BRUSSELS, Mar 2, CMC – The European Sugar Refineries Association (ESRA) says while it is not seeking to abandon sugar imports from the African, Caribbean and Pacific (ACP) countries, the current market situation “simply does not allow us to import from these partners”.
ESRA outlined its position in a study presented on January 30 to the European parliament, a copy of which has been obtained by the Caribbean Media Corporation (CMC).
In the study, conducted earlier this year, ESRA said that should the prices for the raw materials from the ACP and Less Developed Countries (LDC) become “competitive” for its members “there is no reason why we would not use these sources of raw materials”.
“However, the current market situation simply does not allow us to import from these partners. We are not asking for unlimited access to the global sugar supply. We understand that our supplies will always face some limitations due to political sensitivities in the EU sugar sector.
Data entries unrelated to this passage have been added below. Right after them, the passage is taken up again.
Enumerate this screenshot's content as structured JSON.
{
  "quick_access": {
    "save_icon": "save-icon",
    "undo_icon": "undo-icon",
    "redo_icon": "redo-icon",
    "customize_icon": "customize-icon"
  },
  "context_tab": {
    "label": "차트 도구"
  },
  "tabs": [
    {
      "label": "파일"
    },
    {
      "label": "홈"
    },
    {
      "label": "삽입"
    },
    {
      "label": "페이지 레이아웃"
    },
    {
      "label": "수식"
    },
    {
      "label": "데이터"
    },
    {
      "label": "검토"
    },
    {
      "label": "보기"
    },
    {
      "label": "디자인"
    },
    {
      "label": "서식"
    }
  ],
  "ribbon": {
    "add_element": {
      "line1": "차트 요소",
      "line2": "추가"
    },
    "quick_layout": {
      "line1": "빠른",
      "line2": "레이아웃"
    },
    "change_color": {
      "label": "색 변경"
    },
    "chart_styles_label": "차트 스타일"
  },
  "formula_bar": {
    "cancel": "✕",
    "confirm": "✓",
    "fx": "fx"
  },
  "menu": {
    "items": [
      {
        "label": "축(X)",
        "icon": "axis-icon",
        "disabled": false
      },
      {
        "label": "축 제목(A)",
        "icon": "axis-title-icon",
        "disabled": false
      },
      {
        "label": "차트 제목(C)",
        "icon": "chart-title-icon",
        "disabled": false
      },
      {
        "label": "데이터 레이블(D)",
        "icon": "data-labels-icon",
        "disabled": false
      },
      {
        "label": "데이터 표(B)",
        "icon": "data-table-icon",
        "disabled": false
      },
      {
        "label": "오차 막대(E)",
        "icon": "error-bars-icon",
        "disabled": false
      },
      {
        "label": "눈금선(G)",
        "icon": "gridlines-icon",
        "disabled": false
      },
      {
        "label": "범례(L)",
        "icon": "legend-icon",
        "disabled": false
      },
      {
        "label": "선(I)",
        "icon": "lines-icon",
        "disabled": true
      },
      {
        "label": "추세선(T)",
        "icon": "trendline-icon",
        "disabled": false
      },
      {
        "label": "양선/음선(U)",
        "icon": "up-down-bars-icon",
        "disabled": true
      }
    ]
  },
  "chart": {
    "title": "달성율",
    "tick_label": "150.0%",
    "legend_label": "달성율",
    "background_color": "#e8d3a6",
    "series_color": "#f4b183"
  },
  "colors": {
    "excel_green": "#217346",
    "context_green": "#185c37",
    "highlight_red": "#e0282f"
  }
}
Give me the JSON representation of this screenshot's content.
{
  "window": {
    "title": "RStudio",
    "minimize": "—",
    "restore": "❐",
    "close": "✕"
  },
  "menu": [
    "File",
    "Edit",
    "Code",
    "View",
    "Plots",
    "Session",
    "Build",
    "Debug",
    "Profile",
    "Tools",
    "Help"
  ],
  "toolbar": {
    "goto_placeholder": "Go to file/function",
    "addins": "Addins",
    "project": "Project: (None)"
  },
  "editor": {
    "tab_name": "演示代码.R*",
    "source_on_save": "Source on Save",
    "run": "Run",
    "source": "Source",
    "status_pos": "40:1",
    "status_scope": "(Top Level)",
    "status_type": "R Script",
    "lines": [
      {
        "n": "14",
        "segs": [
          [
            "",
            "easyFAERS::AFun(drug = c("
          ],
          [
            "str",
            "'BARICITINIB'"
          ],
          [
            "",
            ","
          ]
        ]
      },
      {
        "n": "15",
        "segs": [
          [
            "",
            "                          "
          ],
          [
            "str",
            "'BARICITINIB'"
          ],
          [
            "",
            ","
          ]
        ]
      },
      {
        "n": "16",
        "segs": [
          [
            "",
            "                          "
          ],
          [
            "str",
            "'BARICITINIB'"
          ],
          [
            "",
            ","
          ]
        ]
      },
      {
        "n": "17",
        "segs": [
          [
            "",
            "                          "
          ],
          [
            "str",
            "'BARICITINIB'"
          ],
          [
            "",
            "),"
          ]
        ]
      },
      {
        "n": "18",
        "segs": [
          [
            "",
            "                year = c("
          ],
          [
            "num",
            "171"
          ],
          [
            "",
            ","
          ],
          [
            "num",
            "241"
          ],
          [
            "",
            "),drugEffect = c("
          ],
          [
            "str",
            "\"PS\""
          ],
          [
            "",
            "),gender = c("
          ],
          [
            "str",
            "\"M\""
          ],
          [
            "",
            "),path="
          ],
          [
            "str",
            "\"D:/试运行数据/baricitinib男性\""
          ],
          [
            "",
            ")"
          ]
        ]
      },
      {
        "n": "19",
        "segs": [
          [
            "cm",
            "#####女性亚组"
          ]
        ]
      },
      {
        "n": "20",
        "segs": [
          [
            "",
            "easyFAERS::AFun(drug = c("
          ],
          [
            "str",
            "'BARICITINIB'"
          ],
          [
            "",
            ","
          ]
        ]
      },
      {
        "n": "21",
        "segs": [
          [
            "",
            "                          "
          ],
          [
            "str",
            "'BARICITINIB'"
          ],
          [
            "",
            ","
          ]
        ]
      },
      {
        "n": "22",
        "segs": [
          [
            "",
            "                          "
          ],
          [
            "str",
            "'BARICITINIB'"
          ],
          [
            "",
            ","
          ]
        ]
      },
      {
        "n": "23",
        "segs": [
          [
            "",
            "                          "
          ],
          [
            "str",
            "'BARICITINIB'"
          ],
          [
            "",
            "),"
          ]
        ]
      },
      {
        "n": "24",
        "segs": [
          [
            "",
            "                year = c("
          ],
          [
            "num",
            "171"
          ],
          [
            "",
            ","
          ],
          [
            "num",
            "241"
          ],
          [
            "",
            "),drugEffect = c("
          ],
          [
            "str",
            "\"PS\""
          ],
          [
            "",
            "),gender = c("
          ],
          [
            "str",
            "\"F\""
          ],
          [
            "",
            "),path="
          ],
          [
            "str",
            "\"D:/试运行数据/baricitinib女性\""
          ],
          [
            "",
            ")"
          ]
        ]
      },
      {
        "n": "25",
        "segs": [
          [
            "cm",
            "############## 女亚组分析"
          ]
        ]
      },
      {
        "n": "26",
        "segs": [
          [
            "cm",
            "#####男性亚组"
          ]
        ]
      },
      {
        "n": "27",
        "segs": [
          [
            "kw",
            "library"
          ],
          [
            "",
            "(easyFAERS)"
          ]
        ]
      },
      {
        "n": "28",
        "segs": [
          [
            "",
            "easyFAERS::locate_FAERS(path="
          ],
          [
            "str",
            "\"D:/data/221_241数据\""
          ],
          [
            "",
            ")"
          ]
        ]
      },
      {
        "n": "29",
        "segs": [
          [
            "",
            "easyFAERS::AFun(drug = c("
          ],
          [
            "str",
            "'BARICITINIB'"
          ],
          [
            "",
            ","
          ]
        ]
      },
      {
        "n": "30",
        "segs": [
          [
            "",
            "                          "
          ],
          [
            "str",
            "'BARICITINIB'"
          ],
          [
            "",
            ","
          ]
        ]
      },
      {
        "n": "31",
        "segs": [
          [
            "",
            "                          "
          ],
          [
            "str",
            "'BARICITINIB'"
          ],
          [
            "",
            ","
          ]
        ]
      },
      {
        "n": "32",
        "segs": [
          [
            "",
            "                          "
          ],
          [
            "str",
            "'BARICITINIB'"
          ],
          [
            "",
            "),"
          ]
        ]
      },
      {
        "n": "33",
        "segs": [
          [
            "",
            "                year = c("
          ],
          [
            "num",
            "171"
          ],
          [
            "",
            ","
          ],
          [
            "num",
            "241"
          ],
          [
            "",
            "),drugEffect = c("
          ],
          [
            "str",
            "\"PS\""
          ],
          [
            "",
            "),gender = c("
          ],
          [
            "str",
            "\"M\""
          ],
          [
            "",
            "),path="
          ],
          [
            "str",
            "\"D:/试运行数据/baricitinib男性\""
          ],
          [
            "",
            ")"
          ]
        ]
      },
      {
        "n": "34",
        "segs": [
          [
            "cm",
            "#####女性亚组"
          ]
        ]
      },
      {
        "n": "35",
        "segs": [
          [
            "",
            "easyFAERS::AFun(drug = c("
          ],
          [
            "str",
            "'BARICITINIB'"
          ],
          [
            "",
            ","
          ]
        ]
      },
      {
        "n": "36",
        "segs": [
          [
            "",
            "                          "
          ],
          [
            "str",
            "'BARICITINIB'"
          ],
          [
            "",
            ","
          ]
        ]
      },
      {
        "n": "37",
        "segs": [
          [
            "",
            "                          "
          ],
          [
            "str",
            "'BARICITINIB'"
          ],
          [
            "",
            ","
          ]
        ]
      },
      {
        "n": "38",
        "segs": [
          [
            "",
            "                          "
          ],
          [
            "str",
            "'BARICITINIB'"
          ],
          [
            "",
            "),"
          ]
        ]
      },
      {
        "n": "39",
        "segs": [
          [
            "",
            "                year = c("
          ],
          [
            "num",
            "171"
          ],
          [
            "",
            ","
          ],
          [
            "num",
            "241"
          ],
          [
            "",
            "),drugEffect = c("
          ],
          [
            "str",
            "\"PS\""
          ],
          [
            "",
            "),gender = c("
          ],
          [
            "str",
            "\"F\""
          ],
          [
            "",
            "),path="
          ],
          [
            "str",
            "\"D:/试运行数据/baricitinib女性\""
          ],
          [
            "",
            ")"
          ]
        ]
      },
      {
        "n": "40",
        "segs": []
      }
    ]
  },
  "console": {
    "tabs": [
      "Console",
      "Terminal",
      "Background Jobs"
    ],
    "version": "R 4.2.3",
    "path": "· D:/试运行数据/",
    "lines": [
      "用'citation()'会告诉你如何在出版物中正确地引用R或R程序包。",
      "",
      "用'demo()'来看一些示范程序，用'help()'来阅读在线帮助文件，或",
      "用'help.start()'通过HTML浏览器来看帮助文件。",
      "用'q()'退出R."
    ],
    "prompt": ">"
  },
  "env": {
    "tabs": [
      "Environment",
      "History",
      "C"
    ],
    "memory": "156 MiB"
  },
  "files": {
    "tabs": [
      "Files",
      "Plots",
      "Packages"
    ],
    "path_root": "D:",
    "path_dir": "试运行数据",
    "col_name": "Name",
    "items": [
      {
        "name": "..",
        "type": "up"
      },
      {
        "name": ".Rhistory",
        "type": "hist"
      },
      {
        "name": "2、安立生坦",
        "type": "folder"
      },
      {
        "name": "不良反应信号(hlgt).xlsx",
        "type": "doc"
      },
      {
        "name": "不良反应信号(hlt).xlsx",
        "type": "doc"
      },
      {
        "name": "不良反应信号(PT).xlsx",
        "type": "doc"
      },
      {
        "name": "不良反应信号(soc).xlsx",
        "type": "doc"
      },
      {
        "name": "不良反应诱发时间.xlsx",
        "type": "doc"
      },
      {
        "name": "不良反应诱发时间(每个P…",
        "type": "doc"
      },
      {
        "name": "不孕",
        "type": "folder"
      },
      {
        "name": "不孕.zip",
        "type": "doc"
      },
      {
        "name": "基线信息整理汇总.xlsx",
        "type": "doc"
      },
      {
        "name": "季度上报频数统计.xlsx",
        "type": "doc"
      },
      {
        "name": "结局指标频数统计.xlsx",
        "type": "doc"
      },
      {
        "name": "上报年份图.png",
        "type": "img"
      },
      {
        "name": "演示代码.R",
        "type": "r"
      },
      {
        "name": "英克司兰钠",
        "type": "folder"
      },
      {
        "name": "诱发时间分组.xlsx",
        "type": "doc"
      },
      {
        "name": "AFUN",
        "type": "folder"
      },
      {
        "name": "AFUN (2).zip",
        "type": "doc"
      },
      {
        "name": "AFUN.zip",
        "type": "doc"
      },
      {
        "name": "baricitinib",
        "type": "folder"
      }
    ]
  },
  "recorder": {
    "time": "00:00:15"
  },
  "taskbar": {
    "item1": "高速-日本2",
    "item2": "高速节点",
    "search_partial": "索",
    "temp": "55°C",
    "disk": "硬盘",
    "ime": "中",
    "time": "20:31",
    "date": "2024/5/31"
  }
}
“All ESRA is asking for is the chance to compete in the EU sugar sector, through the provision of meaningful access to raw sugar,” it said.
On Friday, the ACP and the LDC called for a level playing field for all sugar stakeholders after the study presented to the European parliament, implicated them in the substantial decline in the price and export of the commodity over the past two years.
But the ACP Sugar Group, representing ACP and LDC sugar industries in 18 developing countries, said that the current problems in the EU sugar market were caused by the over-production of subsidy-fuelled EU sugar, which has led to record low prices in European markets and to consequent reductions in demand for sugar imported from developing countries.
Latest figures published by the European Commission showed the weighted average EU domestic price had fallen to a new low of Euro 31.4 (One Euro=US$1.29 cents) per kilo, and imports from ACP and LDC countries are currently less than a third of the levels recorded before quotas were abolished.
The ACP Sugar Group contend that the EU over-production has also led to EU exports doubling in volume and taking market share in ACP regional markets, displacing ACP and LDC sugar both in the EU and in ACP sugar’s neighbouring developing country markets.
It said that this is contrary to the recommendations made in the Cardno report on “Current and Forecast Market Developments for ACP Sugar Suppliers to the EU Market”.
In the study, ESRA argues that the changed EU market in which it now operates, “means that our access to the global supply of raw sugar is even more severely restricted than in the past”.
“We believe this can be resolved,” it said, noting that it would “like to remind stakeholders what we are not … asking decision-makers to impose any kind of restrictions on domestic sugar production in the EU. Indeed, we hope for a fully liberalised sector in which we can join our beet-processing colleagues in a truly competitive market”.
“Although we have outlined the existence of supports for sugar beet production in Europe, we are not calling for their elimination. We understand the complexities of EU agricultural policy and the need for balanced regional and rural development.
“Rather, we think it important to point out that subsidies of EU sugar through coupled support, and the potential for supports such as private storage aid, are a reality: EU sugar producers should accept and acknowledge this in their communications with stakeholders.”
ESRA said that the only way it can compete in the EU sugar sector “in a manner that is fair to our sector is through the inclusion of duty-free access to raw sugar through EU free trade agreements with raw sugar exporters.
“If we fail to gain access to raw sugar, there will be no more discussion, as our sector will cease to exist.
To avoid this scenario, EU negotiators must remember that, when it comes to sugar, it is a mistake to approach these talks from a purely defensive point of view.
“We are EU stakeholders too, and we need EU negotiators to remember this. We need them to stand with us in these talks, and to fight for the access that can save our historic industry from an almost certain demise,” ESRA said in the study.
The ACP Sugar Group said the study suggests a higher cost for imported ACP/LDC sugar mistakenly using data that includes not just the price paid for raw sugar for refining but also the price paid for premium speciality sugars.
ACP and LDC sugar producers agree with ESRA’s assessment that the root cause of the decline is overproduction. However, they dispute ESRA’s proposed solutions and they ask the EU not to further erode preferences for ACP and LDC countries by increasing the supply of sugar in an already oversupplied market through additional import quotas, lower MFN (most favoured nation) tariffs and/or new free trade agreements (FTAs).
The ACP Sugar Group said it also supports ESRA that the EU market has been badly managed by policy-makers.